__Directions for this task__: Whenever "with" occurs in a line of the material, list that line.

__Input data__:
'''
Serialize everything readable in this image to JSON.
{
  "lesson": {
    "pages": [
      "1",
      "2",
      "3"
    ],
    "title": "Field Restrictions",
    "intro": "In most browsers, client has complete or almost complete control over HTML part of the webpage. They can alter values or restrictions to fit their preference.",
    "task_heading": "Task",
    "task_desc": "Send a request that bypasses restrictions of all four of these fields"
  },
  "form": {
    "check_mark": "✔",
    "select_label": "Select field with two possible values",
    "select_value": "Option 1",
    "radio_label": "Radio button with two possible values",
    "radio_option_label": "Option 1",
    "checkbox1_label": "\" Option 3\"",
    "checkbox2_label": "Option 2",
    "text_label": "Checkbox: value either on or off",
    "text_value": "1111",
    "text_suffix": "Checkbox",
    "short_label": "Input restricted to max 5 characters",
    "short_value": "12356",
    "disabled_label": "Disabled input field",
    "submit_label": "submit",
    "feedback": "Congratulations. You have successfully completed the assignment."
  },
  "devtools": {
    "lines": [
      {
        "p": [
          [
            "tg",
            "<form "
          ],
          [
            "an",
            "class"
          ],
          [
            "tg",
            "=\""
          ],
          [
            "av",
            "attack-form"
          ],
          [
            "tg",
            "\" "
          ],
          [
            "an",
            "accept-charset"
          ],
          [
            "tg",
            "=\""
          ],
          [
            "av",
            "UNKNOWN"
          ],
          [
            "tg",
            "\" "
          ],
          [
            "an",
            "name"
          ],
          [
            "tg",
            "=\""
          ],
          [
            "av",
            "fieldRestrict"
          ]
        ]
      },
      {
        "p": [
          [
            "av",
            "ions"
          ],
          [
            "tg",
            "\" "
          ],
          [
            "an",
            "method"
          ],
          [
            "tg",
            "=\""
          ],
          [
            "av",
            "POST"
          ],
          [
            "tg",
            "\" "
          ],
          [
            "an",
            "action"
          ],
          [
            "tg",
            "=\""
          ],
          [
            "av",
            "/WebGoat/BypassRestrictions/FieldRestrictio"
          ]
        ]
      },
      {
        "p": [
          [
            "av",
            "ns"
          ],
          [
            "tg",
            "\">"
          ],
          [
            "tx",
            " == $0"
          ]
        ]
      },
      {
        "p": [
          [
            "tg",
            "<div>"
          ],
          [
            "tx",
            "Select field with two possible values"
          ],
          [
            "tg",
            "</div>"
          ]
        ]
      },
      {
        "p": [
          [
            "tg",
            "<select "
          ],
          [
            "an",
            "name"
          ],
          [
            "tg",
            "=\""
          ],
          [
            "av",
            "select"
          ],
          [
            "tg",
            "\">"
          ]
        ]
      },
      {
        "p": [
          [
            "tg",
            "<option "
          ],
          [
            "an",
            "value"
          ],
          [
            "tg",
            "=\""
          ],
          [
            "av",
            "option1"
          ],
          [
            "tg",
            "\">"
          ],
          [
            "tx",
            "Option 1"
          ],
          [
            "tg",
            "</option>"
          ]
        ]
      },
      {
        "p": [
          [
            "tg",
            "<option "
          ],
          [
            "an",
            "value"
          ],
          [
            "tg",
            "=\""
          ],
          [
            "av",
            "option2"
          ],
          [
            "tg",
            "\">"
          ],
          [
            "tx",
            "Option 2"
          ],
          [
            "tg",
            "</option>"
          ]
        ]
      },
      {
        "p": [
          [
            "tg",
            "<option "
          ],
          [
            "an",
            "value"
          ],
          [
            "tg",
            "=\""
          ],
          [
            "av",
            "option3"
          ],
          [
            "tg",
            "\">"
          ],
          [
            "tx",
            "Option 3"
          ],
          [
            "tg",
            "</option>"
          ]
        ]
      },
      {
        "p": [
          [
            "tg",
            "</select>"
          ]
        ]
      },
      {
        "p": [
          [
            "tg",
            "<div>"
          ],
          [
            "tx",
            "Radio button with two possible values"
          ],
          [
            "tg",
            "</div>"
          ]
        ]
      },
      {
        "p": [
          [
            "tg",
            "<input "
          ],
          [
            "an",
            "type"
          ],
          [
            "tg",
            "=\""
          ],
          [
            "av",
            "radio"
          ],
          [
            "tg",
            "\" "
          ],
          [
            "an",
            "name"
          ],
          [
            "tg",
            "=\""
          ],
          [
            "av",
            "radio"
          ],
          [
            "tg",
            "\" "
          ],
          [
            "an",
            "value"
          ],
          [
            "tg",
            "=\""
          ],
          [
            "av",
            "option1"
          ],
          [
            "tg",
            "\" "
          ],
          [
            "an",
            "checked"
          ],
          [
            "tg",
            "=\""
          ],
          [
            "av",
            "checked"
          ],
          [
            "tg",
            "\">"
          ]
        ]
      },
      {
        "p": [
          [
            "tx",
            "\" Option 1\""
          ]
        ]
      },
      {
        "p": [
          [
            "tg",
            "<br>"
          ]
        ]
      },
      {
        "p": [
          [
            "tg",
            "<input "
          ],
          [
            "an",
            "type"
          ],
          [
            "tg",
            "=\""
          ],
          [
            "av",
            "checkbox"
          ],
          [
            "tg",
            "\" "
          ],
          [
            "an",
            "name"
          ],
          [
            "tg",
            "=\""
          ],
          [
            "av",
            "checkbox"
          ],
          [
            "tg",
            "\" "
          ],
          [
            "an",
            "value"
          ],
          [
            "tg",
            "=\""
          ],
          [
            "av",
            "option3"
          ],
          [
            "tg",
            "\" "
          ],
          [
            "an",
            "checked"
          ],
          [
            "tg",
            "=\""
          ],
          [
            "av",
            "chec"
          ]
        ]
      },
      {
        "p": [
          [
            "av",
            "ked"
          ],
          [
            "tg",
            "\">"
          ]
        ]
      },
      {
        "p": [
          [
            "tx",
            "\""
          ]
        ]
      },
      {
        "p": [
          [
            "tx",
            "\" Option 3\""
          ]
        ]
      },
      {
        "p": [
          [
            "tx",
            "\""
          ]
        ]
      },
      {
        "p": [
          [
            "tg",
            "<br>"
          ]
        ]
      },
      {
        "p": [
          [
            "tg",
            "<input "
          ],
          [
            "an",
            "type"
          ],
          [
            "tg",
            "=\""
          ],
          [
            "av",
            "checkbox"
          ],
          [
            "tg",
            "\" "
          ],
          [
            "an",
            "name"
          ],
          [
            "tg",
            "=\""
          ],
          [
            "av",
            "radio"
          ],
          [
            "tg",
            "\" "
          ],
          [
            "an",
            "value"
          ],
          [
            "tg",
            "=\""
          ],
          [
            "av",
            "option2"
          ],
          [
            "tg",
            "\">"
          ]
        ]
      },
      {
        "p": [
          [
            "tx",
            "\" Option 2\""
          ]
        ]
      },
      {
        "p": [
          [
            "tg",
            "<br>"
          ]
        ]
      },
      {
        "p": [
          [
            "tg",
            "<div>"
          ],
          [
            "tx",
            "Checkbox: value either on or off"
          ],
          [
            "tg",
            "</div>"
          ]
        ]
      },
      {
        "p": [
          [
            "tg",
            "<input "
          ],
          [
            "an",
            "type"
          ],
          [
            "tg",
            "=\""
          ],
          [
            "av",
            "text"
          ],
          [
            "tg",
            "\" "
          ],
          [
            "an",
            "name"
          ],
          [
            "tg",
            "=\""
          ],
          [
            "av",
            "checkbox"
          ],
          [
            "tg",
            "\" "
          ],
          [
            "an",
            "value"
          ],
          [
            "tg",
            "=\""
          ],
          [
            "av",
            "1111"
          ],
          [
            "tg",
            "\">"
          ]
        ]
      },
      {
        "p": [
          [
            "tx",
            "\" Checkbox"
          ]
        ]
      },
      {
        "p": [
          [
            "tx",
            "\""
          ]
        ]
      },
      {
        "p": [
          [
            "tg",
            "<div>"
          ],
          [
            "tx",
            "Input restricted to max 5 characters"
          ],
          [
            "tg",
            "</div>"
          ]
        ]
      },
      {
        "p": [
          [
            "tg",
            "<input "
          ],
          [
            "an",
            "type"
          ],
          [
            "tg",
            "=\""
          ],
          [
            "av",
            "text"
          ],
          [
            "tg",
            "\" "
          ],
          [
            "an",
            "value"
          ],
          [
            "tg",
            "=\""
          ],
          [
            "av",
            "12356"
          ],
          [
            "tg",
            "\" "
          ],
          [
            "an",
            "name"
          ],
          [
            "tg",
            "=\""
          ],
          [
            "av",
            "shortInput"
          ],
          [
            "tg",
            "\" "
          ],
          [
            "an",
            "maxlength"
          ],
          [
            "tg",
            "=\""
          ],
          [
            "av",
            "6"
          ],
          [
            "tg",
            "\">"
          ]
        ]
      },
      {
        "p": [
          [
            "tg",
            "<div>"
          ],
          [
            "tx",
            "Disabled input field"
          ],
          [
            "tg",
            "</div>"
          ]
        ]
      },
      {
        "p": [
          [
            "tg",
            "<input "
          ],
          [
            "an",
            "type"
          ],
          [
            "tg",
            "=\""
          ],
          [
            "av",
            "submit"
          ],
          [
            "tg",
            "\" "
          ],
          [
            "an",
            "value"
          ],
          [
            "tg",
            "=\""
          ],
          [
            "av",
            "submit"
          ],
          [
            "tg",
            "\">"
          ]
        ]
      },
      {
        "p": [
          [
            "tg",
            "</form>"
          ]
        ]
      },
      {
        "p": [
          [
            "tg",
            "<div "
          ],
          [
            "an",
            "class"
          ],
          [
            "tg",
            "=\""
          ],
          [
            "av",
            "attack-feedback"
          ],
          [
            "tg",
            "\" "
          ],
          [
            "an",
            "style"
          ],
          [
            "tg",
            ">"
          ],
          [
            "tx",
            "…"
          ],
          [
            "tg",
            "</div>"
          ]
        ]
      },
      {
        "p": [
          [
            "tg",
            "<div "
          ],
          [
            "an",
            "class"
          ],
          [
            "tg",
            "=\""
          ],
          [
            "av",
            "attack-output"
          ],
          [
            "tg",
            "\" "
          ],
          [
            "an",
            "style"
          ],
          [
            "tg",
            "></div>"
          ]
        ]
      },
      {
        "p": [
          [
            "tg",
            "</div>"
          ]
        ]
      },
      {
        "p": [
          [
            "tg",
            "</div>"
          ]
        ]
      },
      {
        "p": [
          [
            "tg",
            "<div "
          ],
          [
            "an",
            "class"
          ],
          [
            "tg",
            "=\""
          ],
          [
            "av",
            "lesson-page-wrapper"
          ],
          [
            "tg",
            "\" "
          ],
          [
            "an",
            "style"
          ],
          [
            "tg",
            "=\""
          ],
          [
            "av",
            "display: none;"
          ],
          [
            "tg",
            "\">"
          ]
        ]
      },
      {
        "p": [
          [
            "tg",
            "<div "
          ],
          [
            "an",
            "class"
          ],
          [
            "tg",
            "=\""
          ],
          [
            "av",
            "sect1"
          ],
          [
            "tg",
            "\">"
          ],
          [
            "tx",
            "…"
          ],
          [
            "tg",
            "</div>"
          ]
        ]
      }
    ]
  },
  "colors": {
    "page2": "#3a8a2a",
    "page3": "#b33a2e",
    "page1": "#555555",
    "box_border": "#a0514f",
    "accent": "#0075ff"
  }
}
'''
__Solution to the problem__:
    "select_label": "Select field with two possible values",
    "radio_label": "Radio button with two possible values",
            "Select field with two possible values"
            "Radio button with two possible values"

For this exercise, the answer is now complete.